START Records for processing

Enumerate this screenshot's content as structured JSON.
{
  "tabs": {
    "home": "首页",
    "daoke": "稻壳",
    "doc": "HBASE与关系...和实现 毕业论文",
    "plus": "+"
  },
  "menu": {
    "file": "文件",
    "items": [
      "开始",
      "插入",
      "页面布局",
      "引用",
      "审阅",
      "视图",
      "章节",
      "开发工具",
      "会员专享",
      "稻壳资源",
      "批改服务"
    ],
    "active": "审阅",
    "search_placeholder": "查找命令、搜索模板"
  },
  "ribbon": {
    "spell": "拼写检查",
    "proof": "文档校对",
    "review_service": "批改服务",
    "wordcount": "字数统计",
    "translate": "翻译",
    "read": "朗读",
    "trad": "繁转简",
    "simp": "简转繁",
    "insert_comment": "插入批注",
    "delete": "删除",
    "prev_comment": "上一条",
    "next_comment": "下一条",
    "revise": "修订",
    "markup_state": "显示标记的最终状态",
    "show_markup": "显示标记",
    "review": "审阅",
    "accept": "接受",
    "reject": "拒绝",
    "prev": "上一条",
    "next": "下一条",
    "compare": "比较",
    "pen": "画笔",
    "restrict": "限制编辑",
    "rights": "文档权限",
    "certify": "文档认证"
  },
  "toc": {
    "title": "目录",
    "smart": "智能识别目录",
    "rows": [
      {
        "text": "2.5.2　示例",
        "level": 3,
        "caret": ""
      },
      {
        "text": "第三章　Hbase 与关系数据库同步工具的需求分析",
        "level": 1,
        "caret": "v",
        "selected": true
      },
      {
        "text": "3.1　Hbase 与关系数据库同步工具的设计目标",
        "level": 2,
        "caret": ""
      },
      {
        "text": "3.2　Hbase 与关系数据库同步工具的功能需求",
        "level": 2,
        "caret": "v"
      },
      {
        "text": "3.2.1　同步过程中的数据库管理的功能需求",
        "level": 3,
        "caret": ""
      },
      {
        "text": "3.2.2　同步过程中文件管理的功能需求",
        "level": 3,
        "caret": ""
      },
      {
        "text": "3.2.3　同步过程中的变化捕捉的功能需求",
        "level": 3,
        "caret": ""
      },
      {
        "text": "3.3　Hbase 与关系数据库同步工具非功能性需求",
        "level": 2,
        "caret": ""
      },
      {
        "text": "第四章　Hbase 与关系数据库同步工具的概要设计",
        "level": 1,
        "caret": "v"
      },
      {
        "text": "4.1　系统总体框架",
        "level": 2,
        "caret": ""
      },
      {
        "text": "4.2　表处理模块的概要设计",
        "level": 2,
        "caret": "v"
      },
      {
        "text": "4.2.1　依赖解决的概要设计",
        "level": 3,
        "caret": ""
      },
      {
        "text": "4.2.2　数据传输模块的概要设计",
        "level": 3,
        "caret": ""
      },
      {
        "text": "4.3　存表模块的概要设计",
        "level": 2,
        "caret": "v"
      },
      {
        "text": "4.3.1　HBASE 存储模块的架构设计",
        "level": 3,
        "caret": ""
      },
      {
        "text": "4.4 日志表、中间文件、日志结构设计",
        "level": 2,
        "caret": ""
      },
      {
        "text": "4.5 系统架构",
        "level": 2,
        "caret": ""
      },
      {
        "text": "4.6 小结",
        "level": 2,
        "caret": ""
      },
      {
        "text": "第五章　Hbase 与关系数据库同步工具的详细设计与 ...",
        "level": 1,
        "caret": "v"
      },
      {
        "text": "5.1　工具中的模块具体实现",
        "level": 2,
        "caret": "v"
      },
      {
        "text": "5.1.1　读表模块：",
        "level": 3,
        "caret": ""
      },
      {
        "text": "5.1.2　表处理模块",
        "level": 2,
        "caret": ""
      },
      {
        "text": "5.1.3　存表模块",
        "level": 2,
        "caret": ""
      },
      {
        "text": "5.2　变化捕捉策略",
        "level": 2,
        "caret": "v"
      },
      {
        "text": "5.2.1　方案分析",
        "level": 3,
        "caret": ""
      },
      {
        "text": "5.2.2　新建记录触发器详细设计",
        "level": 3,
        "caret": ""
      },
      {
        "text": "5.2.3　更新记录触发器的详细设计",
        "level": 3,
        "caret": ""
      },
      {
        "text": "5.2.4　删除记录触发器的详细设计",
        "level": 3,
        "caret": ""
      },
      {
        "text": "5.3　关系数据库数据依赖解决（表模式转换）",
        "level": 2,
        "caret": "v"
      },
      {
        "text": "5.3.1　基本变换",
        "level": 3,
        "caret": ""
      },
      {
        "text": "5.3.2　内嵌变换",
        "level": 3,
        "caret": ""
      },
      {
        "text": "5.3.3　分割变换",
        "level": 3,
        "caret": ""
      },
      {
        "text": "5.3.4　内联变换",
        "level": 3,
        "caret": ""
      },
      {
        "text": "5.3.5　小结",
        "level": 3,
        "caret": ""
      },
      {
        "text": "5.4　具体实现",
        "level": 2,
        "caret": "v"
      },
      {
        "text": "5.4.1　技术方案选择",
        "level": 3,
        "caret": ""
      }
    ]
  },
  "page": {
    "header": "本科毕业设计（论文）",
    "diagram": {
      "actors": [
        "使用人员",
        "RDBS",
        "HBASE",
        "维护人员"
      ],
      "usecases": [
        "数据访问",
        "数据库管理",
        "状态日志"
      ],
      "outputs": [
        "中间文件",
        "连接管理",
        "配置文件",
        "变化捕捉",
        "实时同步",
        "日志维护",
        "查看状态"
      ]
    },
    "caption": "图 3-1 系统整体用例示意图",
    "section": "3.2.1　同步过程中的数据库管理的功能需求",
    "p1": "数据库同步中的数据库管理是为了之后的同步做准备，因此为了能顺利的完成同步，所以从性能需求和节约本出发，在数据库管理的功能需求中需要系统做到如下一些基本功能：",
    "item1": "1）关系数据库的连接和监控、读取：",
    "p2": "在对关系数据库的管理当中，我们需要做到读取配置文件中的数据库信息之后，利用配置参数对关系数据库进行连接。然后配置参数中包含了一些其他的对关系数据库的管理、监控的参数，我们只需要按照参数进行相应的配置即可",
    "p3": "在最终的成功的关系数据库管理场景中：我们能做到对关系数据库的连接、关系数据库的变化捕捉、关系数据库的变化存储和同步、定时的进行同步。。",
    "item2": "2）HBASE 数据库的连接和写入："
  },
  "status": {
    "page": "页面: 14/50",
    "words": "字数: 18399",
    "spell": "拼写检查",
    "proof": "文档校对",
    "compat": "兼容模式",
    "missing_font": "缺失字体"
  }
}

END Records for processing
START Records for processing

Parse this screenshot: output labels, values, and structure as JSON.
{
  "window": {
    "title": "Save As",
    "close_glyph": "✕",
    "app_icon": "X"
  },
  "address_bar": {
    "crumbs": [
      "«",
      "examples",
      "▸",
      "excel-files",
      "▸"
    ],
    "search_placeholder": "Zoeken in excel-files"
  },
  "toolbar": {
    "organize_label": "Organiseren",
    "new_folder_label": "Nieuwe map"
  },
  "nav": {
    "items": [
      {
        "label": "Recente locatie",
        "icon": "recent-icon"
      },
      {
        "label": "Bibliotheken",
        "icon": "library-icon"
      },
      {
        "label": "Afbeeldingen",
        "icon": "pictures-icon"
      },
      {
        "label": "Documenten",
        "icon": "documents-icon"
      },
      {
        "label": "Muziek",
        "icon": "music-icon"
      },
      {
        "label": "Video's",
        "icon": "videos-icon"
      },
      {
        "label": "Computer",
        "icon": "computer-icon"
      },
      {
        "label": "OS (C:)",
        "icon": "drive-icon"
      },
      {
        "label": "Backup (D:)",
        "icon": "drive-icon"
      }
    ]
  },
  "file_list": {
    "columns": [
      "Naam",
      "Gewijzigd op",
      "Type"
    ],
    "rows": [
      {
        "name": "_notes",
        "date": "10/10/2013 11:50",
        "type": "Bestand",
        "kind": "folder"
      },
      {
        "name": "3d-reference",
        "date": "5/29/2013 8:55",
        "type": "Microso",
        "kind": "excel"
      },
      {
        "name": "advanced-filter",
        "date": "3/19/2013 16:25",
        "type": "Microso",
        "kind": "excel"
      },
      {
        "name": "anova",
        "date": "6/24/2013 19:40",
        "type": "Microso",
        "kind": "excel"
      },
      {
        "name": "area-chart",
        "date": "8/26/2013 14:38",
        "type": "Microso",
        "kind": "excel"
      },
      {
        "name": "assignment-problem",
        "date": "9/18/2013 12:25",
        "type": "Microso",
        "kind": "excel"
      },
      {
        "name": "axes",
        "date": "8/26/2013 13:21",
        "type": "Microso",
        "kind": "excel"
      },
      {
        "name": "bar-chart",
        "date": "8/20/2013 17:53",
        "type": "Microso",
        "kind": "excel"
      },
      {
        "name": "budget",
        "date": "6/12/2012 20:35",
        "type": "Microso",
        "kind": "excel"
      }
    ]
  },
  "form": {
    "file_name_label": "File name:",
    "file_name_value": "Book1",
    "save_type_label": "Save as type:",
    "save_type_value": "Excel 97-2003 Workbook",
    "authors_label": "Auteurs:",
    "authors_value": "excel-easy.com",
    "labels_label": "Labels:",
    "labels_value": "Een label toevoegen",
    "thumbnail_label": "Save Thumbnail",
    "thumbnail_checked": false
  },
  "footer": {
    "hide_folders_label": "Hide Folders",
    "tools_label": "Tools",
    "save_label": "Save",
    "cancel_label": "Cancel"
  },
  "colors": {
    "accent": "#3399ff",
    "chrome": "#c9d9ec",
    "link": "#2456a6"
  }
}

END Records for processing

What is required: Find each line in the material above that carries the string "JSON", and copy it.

Task response:
Enumerate this screenshot's content as structured JSON.
Parse this screenshot: output labels, values, and structure as JSON.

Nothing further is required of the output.